**TASK TO COMPLETE**
Write the whole listing out again, word for word.

**MATERIAL PROVIDED**
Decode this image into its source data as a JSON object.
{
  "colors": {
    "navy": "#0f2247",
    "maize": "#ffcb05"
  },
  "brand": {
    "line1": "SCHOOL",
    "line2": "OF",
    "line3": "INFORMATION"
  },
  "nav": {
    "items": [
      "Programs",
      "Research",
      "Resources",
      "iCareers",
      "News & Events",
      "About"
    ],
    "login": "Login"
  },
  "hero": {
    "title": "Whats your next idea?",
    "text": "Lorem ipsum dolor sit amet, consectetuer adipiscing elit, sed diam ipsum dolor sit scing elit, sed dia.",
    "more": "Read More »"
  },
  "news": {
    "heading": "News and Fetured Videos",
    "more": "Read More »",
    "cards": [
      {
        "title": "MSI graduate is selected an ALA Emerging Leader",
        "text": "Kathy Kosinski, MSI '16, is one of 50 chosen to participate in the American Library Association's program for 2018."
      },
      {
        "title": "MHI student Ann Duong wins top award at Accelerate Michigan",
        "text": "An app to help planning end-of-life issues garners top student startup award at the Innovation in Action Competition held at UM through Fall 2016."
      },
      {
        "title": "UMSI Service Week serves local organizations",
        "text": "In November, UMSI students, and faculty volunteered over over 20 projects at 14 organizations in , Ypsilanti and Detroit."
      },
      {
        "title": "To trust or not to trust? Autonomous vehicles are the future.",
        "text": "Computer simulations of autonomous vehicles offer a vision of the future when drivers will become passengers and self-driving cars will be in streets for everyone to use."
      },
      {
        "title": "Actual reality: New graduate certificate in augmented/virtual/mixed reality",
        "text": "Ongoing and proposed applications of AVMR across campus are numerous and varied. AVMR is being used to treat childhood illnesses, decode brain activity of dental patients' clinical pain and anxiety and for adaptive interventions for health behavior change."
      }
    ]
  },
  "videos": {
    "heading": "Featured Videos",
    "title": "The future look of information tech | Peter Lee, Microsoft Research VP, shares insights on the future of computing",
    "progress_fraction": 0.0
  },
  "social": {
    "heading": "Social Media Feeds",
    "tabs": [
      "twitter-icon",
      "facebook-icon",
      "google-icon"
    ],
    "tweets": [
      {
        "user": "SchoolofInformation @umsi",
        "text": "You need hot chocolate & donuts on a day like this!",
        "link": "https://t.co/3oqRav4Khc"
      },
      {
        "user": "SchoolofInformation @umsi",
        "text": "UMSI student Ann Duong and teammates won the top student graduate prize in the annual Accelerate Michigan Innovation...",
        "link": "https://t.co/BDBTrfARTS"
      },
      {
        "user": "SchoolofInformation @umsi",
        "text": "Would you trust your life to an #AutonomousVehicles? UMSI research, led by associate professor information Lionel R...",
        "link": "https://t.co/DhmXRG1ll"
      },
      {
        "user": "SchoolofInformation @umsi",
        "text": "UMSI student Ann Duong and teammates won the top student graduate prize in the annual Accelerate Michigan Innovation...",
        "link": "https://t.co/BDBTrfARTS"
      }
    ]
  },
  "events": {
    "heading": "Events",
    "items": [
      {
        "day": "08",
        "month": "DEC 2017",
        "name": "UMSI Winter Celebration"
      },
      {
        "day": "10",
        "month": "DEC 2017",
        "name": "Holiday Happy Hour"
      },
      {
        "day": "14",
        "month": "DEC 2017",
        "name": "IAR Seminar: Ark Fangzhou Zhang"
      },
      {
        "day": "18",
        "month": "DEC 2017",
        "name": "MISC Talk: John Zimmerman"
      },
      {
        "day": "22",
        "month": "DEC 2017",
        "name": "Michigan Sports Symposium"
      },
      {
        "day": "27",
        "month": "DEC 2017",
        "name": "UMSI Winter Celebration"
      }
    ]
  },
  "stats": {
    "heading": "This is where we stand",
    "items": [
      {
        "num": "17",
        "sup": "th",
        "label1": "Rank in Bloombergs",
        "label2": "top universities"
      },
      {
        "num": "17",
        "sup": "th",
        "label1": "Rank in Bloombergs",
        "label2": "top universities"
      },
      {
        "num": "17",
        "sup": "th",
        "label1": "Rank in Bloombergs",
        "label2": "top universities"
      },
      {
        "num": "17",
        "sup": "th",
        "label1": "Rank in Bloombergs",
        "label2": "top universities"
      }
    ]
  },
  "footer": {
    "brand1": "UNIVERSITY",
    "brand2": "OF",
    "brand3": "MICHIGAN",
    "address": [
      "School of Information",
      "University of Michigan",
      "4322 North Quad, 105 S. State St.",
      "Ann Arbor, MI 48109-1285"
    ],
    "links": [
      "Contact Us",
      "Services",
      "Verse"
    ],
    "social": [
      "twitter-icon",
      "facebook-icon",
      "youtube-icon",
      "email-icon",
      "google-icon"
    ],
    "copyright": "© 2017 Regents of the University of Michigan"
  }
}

**TASK RESPONSE**
Decode this image into its source data as a JSON object.
{
  "colors": {
    "navy": "#0f2247",
    "maize": "#ffcb05"
  },
  "brand": {
    "line1": "SCHOOL",
    "line2": "OF",
    "line3": "INFORMATION"
  },
  "nav": {
    "items": [
      "Programs",
      "Research",
      "Resources",
      "iCareers",
      "News & Events",
      "About"
    ],
    "login": "Login"
  },
  "hero": {
    "title": "Whats your next idea?",
    "text": "Lorem ipsum dolor sit amet, consectetuer adipiscing elit, sed diam ipsum dolor sit scing elit, sed dia.",
    "more": "Read More »"
  },
  "news": {
    "heading": "News and Fetured Videos",
    "more": "Read More »",
    "cards": [
      {
        "title": "MSI graduate is selected an ALA Emerging Leader",
        "text": "Kathy Kosinski, MSI '16, is one of 50 chosen to participate in the American Library Association's program for 2018."
      },
      {
        "title": "MHI student Ann Duong wins top award at Accelerate Michigan",
        "text": "An app to help planning end-of-life issues garners top student startup award at the Innovation in Action Competition held at UM through Fall 2016."
      },
      {
        "title": "UMSI Service Week serves local organizations",
        "text": "In November, UMSI students, and faculty volunteered over over 20 projects at 14 organizations in , Ypsilanti and Detroit."
      },
      {
        "title": "To trust or not to trust? Autonomous vehicles are the future.",
        "text": "Computer simulations of autonomous vehicles offer a vision of the future when drivers will become passengers and self-driving cars will be in streets for everyone to use."
      },
      {
        "title": "Actual reality: New graduate certificate in augmented/virtual/mixed reality",
        "text": "Ongoing and proposed applications of AVMR across campus are numerous and varied. AVMR is being used to treat childhood illnesses, decode brain activity of dental patients' clinical pain and anxiety and for adaptive interventions for health behavior change."
      }
    ]
  },
  "videos": {
    "heading": "Featured Videos",
    "title": "The future look of information tech | Peter Lee, Microsoft Research VP, shares insights on the future of computing",
    "progress_fraction": 0.0
  },
  "social": {
    "heading": "Social Media Feeds",
    "tabs": [
      "twitter-icon",
      "facebook-icon",
      "google-icon"
    ],
    "tweets": [
      {
        "user": "SchoolofInformation @umsi",
        "text": "You need hot chocolate & donuts on a day like this!",
        "link": "https://t.co/3oqRav4Khc"
      },
      {
        "user": "SchoolofInformation @umsi",
        "text": "UMSI student Ann Duong and teammates won the top student graduate prize in the annual Accelerate Michigan Innovation...",
        "link": "https://t.co/BDBTrfARTS"
      },
      {
        "user": "SchoolofInformation @umsi",
        "text": "Would you trust your life to an #AutonomousVehicles? UMSI research, led by associate professor information Lionel R...",
        "link": "https://t.co/DhmXRG1ll"
      },
      {
        "user": "SchoolofInformation @umsi",
        "text": "UMSI student Ann Duong and teammates won the top student graduate prize in the annual Accelerate Michigan Innovation...",
        "link": "https://t.co/BDBTrfARTS"
      }
    ]
  },
  "events": {
    "heading": "Events",
    "items": [
      {
        "day": "08",
        "month": "DEC 2017",
        "name": "UMSI Winter Celebration"
      },
      {
        "day": "10",
        "month": "DEC 2017",
        "name": "Holiday Happy Hour"
      },
      {
        "day": "14",
        "month": "DEC 2017",
        "name": "IAR Seminar: Ark Fangzhou Zhang"
      },
      {
        "day": "18",
        "month": "DEC 2017",
        "name": "MISC Talk: John Zimmerman"
      },
      {
        "day": "22",
        "month": "DEC 2017",
        "name": "Michigan Sports Symposium"
      },
      {
        "day": "27",
        "month": "DEC 2017",
        "name": "UMSI Winter Celebration"
      }
    ]
  },
  "stats": {
    "heading": "This is where we stand",
    "items": [
      {
        "num": "17",
        "sup": "th",
        "label1": "Rank in Bloombergs",
        "label2": "top universities"
      },
      {
        "num": "17",
        "sup": "th",
        "label1": "Rank in Bloombergs",
        "label2": "top universities"
      },
      {
        "num": "17",
        "sup": "th",
        "label1": "Rank in Bloombergs",
        "label2": "top universities"
      },
      {
        "num": "17",
        "sup": "th",
        "label1": "Rank in Bloombergs",
        "label2": "top universities"
      }
    ]
  },
  "footer": {
    "brand1": "UNIVERSITY",
    "brand2": "OF",
    "brand3": "MICHIGAN",
    "address": [
      "School of Information",
      "University of Michigan",
      "4322 North Quad, 105 S. State St.",
      "Ann Arbor, MI 48109-1285"
    ],
    "links": [
      "Contact Us",
      "Services",
      "Verse"
    ],
    "social": [
      "twitter-icon",
      "facebook-icon",
      "youtube-icon",
      "email-icon",
      "google-icon"
    ],
    "copyright": "© 2017 Regents of the University of Michigan"
  }
}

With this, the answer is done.